[Data provided]
------------------------------
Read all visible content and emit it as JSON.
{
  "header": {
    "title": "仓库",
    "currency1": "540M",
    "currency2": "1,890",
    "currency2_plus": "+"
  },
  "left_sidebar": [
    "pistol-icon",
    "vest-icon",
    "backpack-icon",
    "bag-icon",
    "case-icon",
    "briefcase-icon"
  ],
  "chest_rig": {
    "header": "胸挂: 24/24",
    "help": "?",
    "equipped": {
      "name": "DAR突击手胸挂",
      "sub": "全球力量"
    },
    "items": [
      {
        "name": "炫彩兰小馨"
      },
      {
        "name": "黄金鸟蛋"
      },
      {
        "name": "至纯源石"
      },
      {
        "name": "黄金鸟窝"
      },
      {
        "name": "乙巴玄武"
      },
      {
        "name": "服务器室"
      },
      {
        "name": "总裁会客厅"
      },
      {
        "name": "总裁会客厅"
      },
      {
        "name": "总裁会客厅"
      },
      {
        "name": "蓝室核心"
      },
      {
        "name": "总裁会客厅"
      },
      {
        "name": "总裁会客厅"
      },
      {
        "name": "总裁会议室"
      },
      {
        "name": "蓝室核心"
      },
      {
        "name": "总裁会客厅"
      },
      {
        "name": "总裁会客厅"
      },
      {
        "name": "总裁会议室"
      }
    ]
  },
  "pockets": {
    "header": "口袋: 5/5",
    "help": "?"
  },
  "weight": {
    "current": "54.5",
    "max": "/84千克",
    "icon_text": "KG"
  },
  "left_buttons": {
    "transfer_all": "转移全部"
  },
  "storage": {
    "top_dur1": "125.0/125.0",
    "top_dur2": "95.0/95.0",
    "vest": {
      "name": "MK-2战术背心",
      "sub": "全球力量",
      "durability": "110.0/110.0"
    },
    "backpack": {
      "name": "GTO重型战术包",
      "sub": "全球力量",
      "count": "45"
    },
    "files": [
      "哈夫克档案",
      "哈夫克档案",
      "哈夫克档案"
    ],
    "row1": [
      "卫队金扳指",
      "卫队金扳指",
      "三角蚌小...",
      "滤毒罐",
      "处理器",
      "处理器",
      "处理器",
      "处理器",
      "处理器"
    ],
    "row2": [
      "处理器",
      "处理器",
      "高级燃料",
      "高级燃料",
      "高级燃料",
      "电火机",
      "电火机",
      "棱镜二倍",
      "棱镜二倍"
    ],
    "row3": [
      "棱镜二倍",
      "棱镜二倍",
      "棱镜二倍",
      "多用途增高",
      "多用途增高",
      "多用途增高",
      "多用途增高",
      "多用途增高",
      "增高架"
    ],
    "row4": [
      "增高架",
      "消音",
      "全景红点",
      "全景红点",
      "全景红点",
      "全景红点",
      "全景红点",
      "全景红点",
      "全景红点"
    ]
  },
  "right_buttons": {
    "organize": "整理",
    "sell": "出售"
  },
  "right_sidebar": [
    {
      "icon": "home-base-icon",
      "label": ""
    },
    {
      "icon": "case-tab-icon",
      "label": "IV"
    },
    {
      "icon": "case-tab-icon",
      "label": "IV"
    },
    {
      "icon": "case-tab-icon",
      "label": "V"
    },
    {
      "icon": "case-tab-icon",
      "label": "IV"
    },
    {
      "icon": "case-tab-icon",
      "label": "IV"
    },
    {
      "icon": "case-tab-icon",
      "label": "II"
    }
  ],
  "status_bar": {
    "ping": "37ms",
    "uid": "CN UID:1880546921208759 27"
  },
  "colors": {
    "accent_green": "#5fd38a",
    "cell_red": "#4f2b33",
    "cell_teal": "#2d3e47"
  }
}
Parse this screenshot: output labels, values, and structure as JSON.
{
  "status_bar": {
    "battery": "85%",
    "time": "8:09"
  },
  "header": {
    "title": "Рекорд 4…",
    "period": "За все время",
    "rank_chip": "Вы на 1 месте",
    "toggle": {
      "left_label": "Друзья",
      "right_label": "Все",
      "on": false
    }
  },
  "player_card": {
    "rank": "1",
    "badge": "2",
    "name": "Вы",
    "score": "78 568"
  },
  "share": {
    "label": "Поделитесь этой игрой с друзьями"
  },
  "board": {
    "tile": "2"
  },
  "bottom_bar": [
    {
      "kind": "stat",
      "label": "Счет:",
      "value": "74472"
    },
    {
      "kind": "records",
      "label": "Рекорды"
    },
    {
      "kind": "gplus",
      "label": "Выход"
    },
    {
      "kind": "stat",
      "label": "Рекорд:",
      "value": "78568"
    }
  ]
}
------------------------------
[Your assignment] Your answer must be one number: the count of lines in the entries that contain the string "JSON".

[Answer box] 2